### YOUR TASK:
With the pictures left out, write out the records verbatim.

Website and app data records:
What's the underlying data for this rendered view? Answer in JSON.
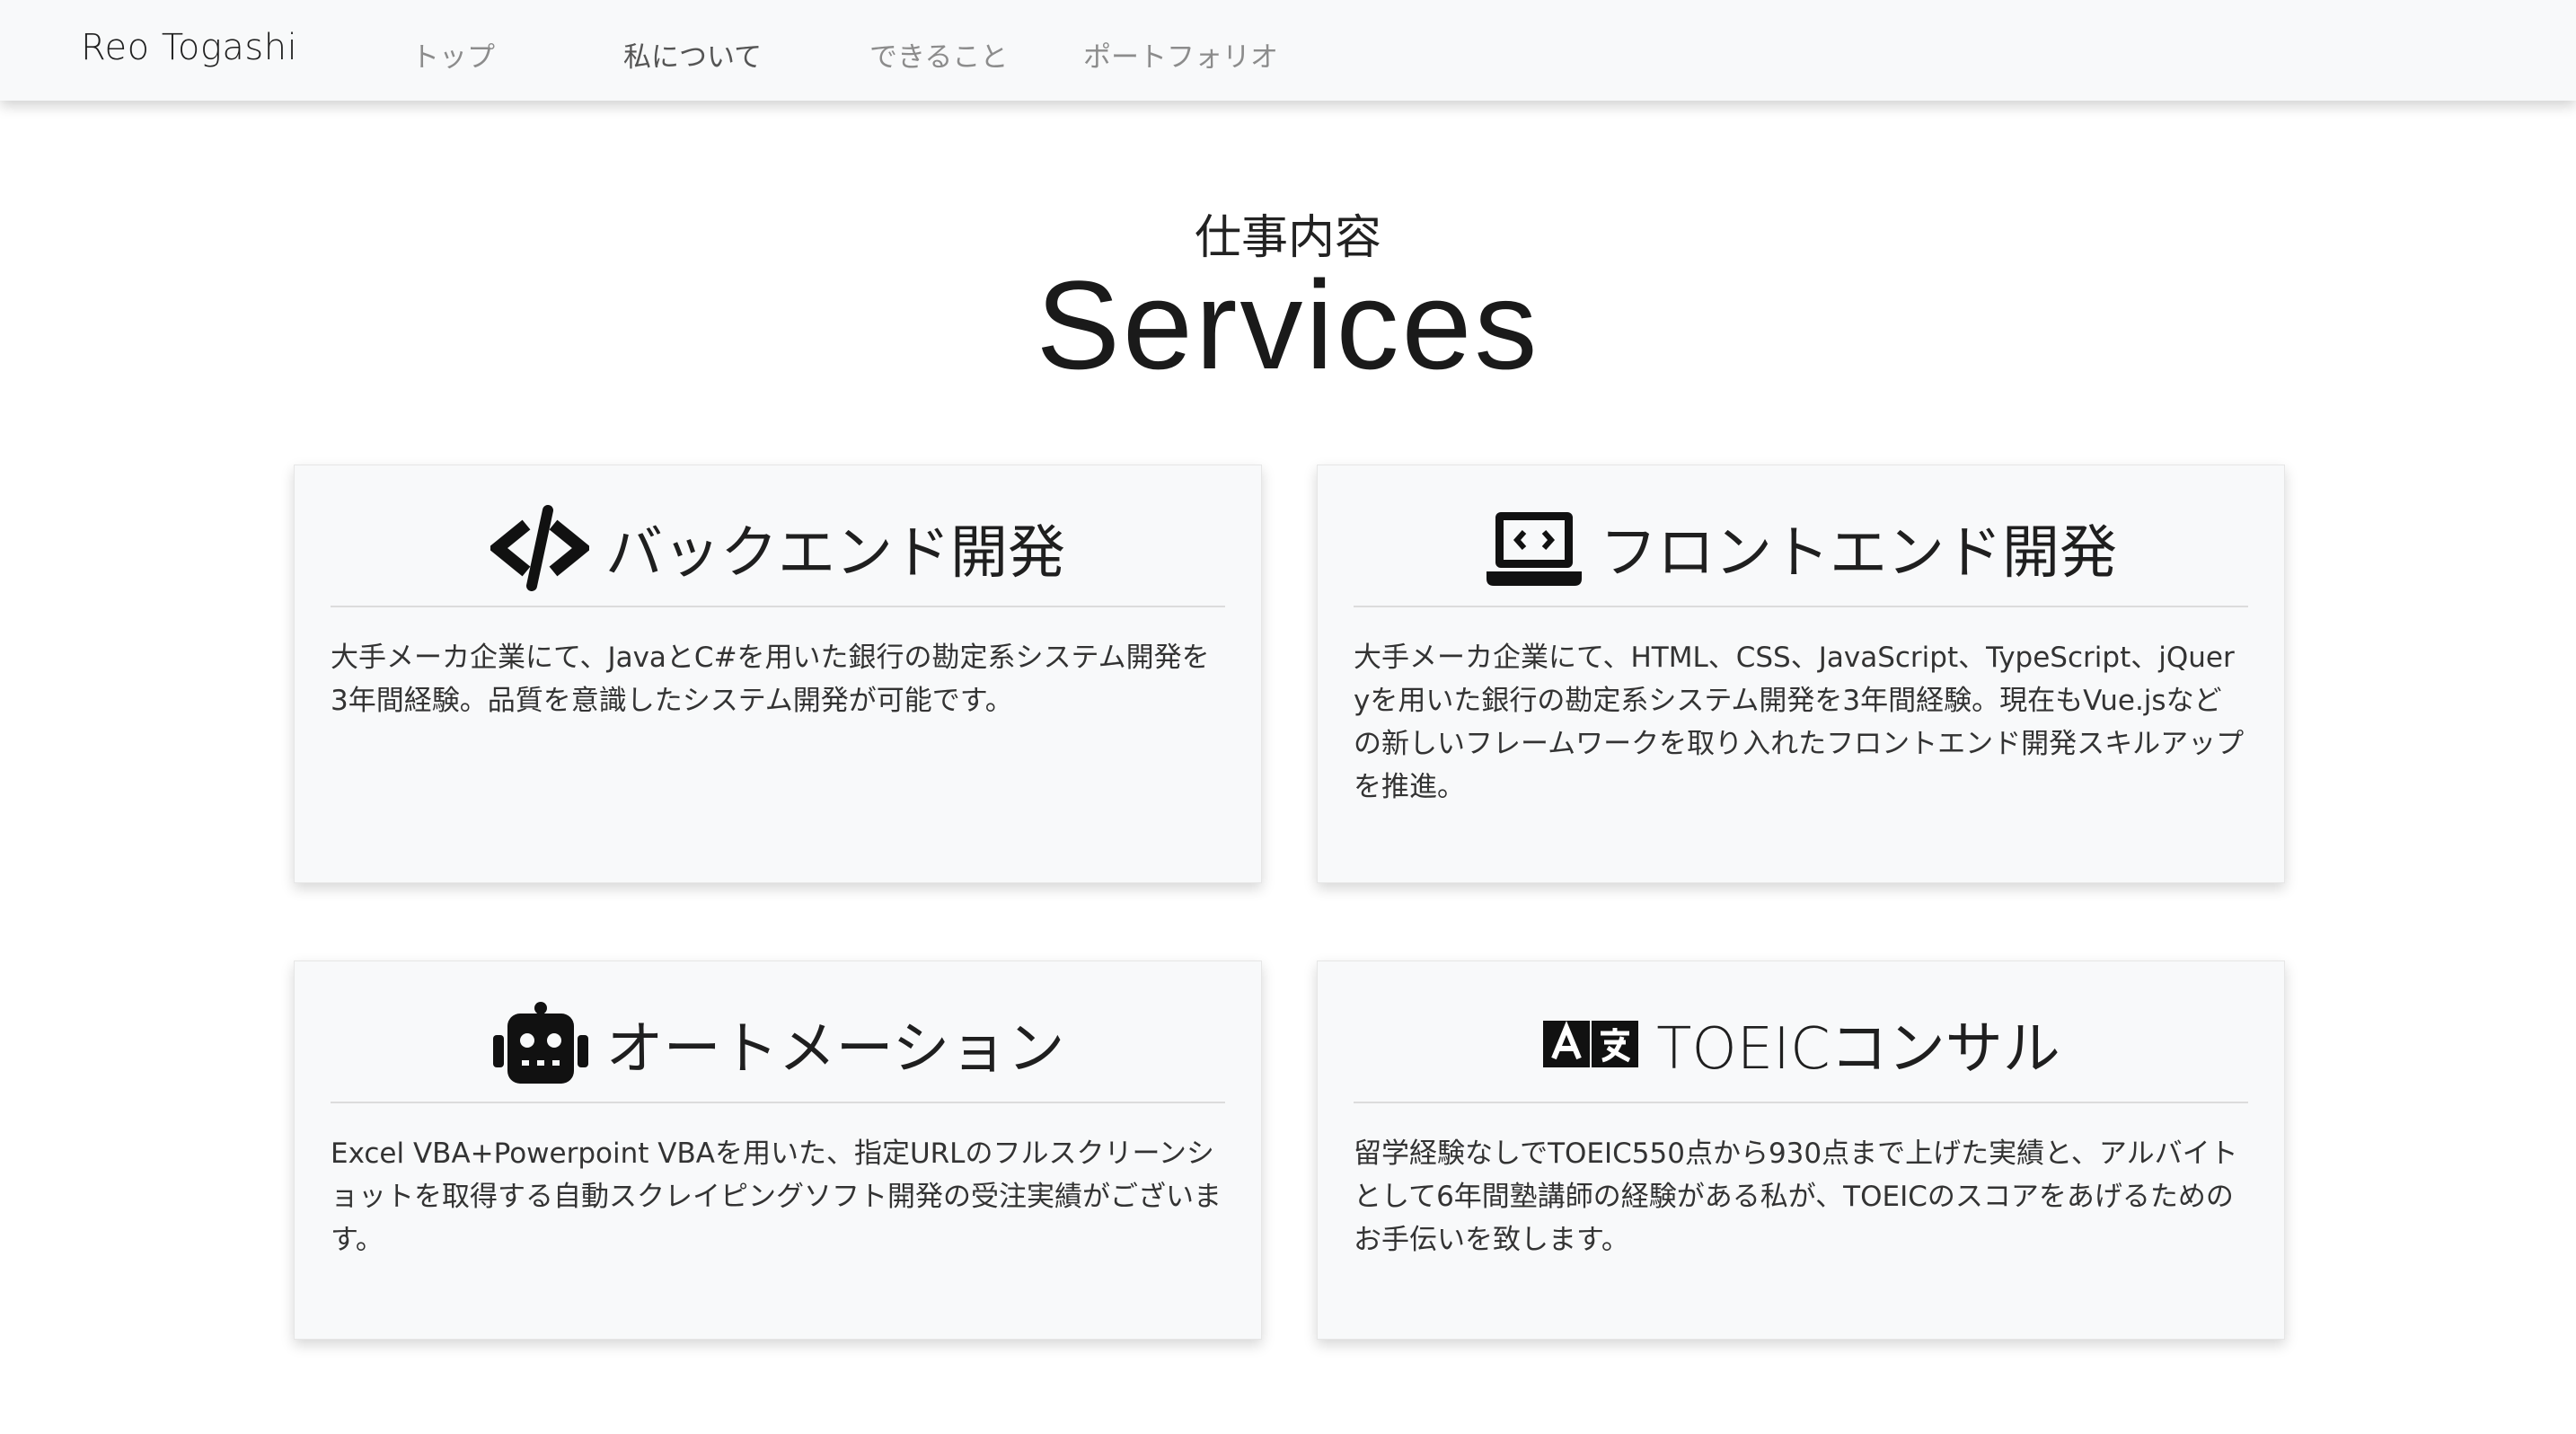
{
  "nav": {
    "brand": "Reo Togashi",
    "links": [
      {
        "label": "トップ"
      },
      {
        "label": "私について"
      },
      {
        "label": "できること"
      },
      {
        "label": "ポートフォリオ"
      }
    ]
  },
  "header": {
    "subtitle": "仕事内容",
    "title": "Services"
  },
  "services": [
    {
      "icon": "code-icon",
      "title": "バックエンド開発",
      "description": "大手メーカ企業にて、JavaとC#を用いた銀行の勘定系システム開発を3年間経験。品質を意識したシステム開発が可能です。"
    },
    {
      "icon": "laptop-code-icon",
      "title": "フロントエンド開発",
      "description": "大手メーカ企業にて、HTML、CSS、JavaScript、TypeScript、jQueryを用いた銀行の勘定系システム開発を3年間経験。現在もVue.jsなどの新しいフレームワークを取り入れたフロントエンド開発スキルアップを推進。"
    },
    {
      "icon": "robot-icon",
      "title": "オートメーション",
      "description": "Excel VBA+Powerpoint VBAを用いた、指定URLのフルスクリーンショットを取得する自動スクレイピングソフト開発の受注実績がございます。"
    },
    {
      "icon": "language-icon",
      "title": "TOEICコンサル",
      "description": "留学経験なしでTOEIC550点から930点まで上げた実績と、アルバイトとして6年間塾講師の経験がある私が、TOEICのスコアをあげるためのお手伝いを致します。"
    }
  ]
}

### ANSWER AREA:
What's the underlying data for this rendered view? Answer in JSON.
{
  "nav": {
    "brand": "Reo Togashi",
    "links": [
      {
        "label": "トップ"
      },
      {
        "label": "私について"
      },
      {
        "label": "できること"
      },
      {
        "label": "ポートフォリオ"
      }
    ]
  },
  "header": {
    "subtitle": "仕事内容",
    "title": "Services"
  },
  "services": [
    {
      "icon": "code-icon",
      "title": "バックエンド開発",
      "description": "大手メーカ企業にて、JavaとC#を用いた銀行の勘定系システム開発を3年間経験。品質を意識したシステム開発が可能です。"
    },
    {
      "icon": "laptop-code-icon",
      "title": "フロントエンド開発",
      "description": "大手メーカ企業にて、HTML、CSS、JavaScript、TypeScript、jQueryを用いた銀行の勘定系システム開発を3年間経験。現在もVue.jsなどの新しいフレームワークを取り入れたフロントエンド開発スキルアップを推進。"
    },
    {
      "icon": "robot-icon",
      "title": "オートメーション",
      "description": "Excel VBA+Powerpoint VBAを用いた、指定URLのフルスクリーンショットを取得する自動スクレイピングソフト開発の受注実績がございます。"
    },
    {
      "icon": "language-icon",
      "title": "TOEICコンサル",
      "description": "留学経験なしでTOEIC550点から930点まで上げた実績と、アルバイトとして6年間塾講師の経験がある私が、TOEICのスコアをあげるためのお手伝いを致します。"
    }
  ]
}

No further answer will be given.